TASK DETAILS:
Scan the material for "Cancel". Copy every line it appears in.

INPUT section start

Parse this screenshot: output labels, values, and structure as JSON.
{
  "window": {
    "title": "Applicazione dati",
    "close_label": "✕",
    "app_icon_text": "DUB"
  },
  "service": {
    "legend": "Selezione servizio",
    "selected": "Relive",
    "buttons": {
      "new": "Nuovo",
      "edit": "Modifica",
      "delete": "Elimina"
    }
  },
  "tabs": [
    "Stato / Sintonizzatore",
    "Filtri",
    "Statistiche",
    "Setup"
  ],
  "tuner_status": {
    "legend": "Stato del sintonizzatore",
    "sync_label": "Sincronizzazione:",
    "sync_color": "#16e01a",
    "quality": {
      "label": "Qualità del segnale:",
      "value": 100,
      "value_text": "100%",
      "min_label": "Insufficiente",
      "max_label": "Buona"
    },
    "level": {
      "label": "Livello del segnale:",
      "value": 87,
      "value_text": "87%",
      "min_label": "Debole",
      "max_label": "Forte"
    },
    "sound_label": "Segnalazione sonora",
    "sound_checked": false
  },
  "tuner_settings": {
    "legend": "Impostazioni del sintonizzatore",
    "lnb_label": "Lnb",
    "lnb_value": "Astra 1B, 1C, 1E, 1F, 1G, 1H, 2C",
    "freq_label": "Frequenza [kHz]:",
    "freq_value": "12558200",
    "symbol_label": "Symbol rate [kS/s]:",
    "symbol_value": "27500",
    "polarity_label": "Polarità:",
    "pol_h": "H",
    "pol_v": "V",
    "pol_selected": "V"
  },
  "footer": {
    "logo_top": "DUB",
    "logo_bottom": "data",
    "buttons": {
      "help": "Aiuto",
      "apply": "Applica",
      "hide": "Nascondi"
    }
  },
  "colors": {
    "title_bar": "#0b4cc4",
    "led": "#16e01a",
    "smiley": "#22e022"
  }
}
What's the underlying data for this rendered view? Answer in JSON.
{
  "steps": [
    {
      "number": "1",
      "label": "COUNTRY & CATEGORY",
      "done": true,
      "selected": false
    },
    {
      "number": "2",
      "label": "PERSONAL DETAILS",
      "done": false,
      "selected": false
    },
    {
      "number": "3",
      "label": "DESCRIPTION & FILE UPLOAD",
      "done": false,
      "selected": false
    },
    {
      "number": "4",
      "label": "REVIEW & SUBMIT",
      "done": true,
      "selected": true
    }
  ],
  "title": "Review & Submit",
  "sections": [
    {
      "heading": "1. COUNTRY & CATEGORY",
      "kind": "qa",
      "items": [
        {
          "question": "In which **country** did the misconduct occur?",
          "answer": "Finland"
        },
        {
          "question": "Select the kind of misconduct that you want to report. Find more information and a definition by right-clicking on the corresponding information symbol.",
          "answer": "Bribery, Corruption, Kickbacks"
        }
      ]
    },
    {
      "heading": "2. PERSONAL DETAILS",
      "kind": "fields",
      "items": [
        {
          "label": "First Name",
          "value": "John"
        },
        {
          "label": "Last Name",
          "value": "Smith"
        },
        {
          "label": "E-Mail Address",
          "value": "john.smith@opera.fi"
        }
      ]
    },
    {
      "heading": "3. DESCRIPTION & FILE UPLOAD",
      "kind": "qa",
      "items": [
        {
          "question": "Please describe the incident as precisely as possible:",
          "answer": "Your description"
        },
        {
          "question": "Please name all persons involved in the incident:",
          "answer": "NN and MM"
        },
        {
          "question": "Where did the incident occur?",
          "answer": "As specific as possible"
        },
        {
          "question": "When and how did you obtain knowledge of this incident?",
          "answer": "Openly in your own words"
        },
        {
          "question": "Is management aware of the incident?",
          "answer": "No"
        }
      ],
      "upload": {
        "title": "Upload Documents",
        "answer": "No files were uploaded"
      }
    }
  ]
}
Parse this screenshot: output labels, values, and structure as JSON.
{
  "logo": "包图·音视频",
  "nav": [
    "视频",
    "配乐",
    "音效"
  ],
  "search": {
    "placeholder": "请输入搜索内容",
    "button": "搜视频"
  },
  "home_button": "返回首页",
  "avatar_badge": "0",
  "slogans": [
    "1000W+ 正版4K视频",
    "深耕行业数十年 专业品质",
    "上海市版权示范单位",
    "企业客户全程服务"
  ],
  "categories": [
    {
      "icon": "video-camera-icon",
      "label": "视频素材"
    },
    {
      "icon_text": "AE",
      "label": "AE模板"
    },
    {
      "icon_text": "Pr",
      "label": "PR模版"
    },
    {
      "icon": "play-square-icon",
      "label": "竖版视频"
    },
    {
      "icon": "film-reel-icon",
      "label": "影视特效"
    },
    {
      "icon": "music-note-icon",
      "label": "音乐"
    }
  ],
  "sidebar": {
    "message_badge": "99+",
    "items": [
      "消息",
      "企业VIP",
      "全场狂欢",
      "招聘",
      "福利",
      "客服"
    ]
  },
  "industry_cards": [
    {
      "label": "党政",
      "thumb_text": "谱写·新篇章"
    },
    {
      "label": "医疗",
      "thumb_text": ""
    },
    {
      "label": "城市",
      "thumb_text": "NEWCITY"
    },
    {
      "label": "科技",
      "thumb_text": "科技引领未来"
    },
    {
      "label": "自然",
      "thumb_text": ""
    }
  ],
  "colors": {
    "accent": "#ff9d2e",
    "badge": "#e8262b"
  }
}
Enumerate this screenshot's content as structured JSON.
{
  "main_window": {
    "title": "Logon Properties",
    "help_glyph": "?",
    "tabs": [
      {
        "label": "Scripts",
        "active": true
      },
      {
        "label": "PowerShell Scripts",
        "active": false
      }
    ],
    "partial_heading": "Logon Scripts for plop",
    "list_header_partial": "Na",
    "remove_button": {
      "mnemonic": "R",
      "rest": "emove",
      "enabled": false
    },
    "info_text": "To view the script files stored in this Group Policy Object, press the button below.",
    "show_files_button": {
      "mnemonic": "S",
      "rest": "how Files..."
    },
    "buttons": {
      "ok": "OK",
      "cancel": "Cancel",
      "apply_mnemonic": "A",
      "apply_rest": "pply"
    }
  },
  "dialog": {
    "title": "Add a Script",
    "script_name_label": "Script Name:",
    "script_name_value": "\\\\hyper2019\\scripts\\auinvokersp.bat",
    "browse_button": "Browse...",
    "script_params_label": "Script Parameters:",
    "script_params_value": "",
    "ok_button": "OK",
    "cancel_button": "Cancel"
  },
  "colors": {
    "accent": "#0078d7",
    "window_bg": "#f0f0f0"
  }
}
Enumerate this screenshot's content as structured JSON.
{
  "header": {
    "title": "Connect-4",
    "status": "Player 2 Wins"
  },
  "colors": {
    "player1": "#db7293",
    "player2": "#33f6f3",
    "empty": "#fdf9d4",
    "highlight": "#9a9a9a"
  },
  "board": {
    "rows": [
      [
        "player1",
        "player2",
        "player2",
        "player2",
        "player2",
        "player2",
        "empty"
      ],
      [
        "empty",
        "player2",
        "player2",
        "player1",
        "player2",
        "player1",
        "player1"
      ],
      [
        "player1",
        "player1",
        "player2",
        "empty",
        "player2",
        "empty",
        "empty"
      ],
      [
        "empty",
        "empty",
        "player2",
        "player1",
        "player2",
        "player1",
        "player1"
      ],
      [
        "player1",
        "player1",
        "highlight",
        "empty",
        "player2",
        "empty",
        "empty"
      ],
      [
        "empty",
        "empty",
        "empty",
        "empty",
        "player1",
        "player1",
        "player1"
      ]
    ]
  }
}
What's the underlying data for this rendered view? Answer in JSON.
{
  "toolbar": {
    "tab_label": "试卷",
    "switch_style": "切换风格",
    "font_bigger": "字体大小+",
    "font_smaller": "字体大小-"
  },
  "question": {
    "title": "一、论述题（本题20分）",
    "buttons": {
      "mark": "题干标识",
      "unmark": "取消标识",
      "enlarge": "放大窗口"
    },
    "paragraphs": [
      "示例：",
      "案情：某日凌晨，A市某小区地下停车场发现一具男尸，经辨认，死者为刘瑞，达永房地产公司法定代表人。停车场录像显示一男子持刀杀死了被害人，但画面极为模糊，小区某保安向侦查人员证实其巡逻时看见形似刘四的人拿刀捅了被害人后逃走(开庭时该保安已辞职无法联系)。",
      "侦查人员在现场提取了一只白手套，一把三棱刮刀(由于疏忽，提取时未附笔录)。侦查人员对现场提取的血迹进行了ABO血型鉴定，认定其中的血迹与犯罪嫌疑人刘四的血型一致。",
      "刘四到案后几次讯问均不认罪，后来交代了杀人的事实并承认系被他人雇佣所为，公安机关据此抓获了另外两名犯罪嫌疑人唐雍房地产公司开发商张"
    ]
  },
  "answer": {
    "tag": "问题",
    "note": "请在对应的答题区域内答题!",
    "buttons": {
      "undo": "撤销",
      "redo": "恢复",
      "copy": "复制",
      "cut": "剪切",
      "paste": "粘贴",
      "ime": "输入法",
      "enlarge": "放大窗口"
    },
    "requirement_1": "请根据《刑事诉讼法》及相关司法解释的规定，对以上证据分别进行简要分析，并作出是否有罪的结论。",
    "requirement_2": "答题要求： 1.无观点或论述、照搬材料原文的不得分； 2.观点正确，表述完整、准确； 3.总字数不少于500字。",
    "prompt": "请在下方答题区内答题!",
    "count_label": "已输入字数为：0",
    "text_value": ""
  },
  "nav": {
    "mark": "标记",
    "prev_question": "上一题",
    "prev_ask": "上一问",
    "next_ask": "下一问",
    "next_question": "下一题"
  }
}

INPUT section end

RESULT OF THIS TASK:
      "cancel": "Cancel",
    "cancel_button": "Cancel"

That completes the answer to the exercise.